» Exercise instructions
Please count the lines in these records that contain "files" and give only that count.

» Available data
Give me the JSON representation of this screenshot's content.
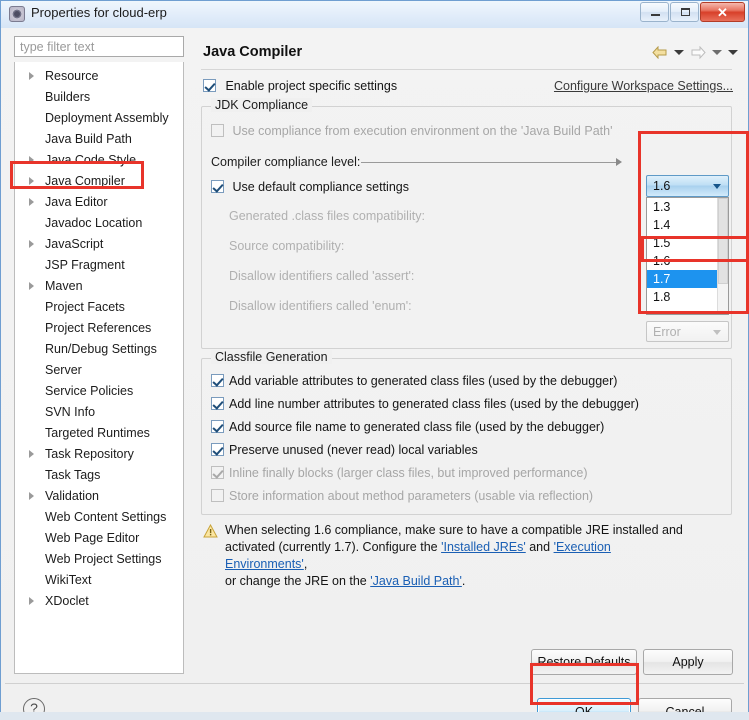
{
  "window": {
    "title": "Properties for cloud-erp",
    "icon": "properties-icon",
    "minimize_label": "Minimize",
    "maximize_label": "Restore",
    "close_label": "Close",
    "close_glyph": "✕"
  },
  "sidebar": {
    "filter": {
      "placeholder": "type filter text",
      "value": ""
    },
    "items": [
      {
        "label": "Resource",
        "expandable": true
      },
      {
        "label": "Builders",
        "expandable": false
      },
      {
        "label": "Deployment Assembly",
        "expandable": false
      },
      {
        "label": "Java Build Path",
        "expandable": false
      },
      {
        "label": "Java Code Style",
        "expandable": true
      },
      {
        "label": "Java Compiler",
        "expandable": true,
        "highlighted": true
      },
      {
        "label": "Java Editor",
        "expandable": true
      },
      {
        "label": "Javadoc Location",
        "expandable": false
      },
      {
        "label": "JavaScript",
        "expandable": true
      },
      {
        "label": "JSP Fragment",
        "expandable": false
      },
      {
        "label": "Maven",
        "expandable": true
      },
      {
        "label": "Project Facets",
        "expandable": false
      },
      {
        "label": "Project References",
        "expandable": false
      },
      {
        "label": "Run/Debug Settings",
        "expandable": false
      },
      {
        "label": "Server",
        "expandable": false
      },
      {
        "label": "Service Policies",
        "expandable": false
      },
      {
        "label": "SVN Info",
        "expandable": false
      },
      {
        "label": "Targeted Runtimes",
        "expandable": false
      },
      {
        "label": "Task Repository",
        "expandable": true
      },
      {
        "label": "Task Tags",
        "expandable": false
      },
      {
        "label": "Validation",
        "expandable": true
      },
      {
        "label": "Web Content Settings",
        "expandable": false
      },
      {
        "label": "Web Page Editor",
        "expandable": false
      },
      {
        "label": "Web Project Settings",
        "expandable": false
      },
      {
        "label": "WikiText",
        "expandable": false
      },
      {
        "label": "XDoclet",
        "expandable": true
      }
    ]
  },
  "panel": {
    "title": "Java Compiler",
    "nav": {
      "back_icon": "back-arrow-icon",
      "back_menu_icon": "chevron-down-icon",
      "forward_icon": "forward-arrow-icon",
      "forward_menu_icon": "chevron-down-icon",
      "view_menu_icon": "chevron-down-icon"
    },
    "enable_project_specific": {
      "label": "Enable project specific settings",
      "checked": true
    },
    "configure_workspace_link": "Configure Workspace Settings...",
    "jdk_compliance": {
      "legend": "JDK Compliance",
      "use_execution_env": {
        "label": "Use compliance from execution environment on the 'Java Build Path'",
        "checked": false,
        "enabled": false
      },
      "compiler_compliance_level_label": "Compiler compliance level:",
      "compiler_compliance_level_value": "1.6",
      "use_default_compliance": {
        "label": "Use default compliance settings",
        "checked": true
      },
      "generated_class_label": "Generated .class files compatibility:",
      "source_compat_label": "Source compatibility:",
      "disallow_assert_label": "Disallow identifiers called 'assert':",
      "disallow_enum_label": "Disallow identifiers called 'enum':",
      "severity_value": "Error"
    },
    "dropdown": {
      "open": true,
      "options": [
        "1.3",
        "1.4",
        "1.5",
        "1.6",
        "1.7",
        "1.8"
      ],
      "selected": "1.7"
    },
    "classfile_generation": {
      "legend": "Classfile Generation",
      "items": [
        {
          "label": "Add variable attributes to generated class files (used by the debugger)",
          "checked": true,
          "enabled": true
        },
        {
          "label": "Add line number attributes to generated class files (used by the debugger)",
          "checked": true,
          "enabled": true
        },
        {
          "label": "Add source file name to generated class file (used by the debugger)",
          "checked": true,
          "enabled": true
        },
        {
          "label": "Preserve unused (never read) local variables",
          "checked": true,
          "enabled": true
        },
        {
          "label": "Inline finally blocks (larger class files, but improved performance)",
          "checked": true,
          "enabled": false
        },
        {
          "label": "Store information about method parameters (usable via reflection)",
          "checked": false,
          "enabled": false
        }
      ]
    },
    "warning": {
      "icon": "warning-triangle-icon",
      "line1_a": "When selecting 1.6 compliance, make sure to have a compatible JRE installed and",
      "line2_a": "activated (currently 1.7). Configure the ",
      "link_installed_jres": "'Installed JREs'",
      "line2_b": " and ",
      "link_execution_envs": "'Execution Environments'",
      "line2_c": ",",
      "line3_a": "or change the JRE on the ",
      "link_java_build_path": "'Java Build Path'",
      "line3_b": "."
    },
    "restore_defaults_label": "Restore Defaults",
    "apply_label": "Apply"
  },
  "footer": {
    "help_label": "?",
    "ok_label": "OK",
    "cancel_label": "Cancel"
  },
  "colors": {
    "accent": "#1d93ef",
    "annotation": "#e8342a",
    "link": "#1a5fb4",
    "titlebar": "#e2edfa"
  }
}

» Task solution
4